And I’m going to show off by saying I’m reading Erri de Luca’s Montedidio in Italian, which means I’m translating it sentence by insanely beautiful sentence. Luckily, it’s a very short book. I know I’m leaving out books I’ve recently read by writers whose work I love, but that’s a start.
DM: Silent Hearts is a book about two women navigating the political and cultural terrain of Afghanistan, trying to maintain their agency and independence against all obstacles. In the wake of the Taliban takeover of Kabul, what do you think the future holds for Afghan women and girls? (Editor’s note: This interview took place in August 2021.)
GF: I think their future is very grim indeed. I arrived in Kabul in 2001 just a couple of days after the Taliban fled, and I’ll never forget the sense of jubilation pervading the city. I interviewed so many young women and girls excited about returning to university or schools; others about returning to the workforce. They were bitter about the time lost, but so eager to get on with their lives.
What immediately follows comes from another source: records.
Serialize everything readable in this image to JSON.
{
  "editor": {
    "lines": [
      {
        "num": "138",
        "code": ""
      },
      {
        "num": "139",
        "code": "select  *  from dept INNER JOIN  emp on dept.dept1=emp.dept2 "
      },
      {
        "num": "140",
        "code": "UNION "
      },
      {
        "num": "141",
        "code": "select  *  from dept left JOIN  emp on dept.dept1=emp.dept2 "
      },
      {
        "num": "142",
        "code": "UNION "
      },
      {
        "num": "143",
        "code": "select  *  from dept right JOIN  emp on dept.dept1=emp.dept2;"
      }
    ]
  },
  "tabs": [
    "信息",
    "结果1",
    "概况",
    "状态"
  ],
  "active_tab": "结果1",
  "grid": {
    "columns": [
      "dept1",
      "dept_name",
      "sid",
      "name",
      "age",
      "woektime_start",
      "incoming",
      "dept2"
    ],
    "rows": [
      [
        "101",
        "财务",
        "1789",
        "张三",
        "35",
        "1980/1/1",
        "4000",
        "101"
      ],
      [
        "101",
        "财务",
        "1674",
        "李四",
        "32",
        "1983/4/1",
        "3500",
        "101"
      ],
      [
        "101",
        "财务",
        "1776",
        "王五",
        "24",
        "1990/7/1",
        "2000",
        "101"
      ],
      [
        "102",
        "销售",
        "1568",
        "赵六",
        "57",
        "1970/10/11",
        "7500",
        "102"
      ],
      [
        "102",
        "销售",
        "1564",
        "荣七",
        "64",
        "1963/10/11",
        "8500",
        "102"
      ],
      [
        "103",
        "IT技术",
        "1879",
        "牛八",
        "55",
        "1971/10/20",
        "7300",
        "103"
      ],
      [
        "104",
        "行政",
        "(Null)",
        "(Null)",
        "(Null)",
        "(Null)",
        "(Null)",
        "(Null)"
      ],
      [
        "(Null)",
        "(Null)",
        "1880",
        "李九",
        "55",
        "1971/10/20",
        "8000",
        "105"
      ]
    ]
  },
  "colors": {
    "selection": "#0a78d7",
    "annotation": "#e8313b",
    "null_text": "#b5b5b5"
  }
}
And now … it’s heartbreaking. I wish the world cared about them enough to push for a solution that protected their rights.
DM: Can you talk a bit about other writing projects you're working on now?
The Truth of It All, which starts a series featuring a young public defender named Julia Geary, came out in August and the sequel is due to the publisher in December. A weird combination of things, including deadlines delayed due to COVID, means that the third book to the Nora Best series is also due in December. Gulp. I’ve finished the first draft to the Julia Geary sequel, titled The Least Among Us, and am nearly finished with a first draft of the Nora Best Book, tentatively titled Best Practices. It’s very nearly time to start polishing the heck out of those, which means that fall is going to be a bit of a blur for me. I’m grateful every day for this “problem.”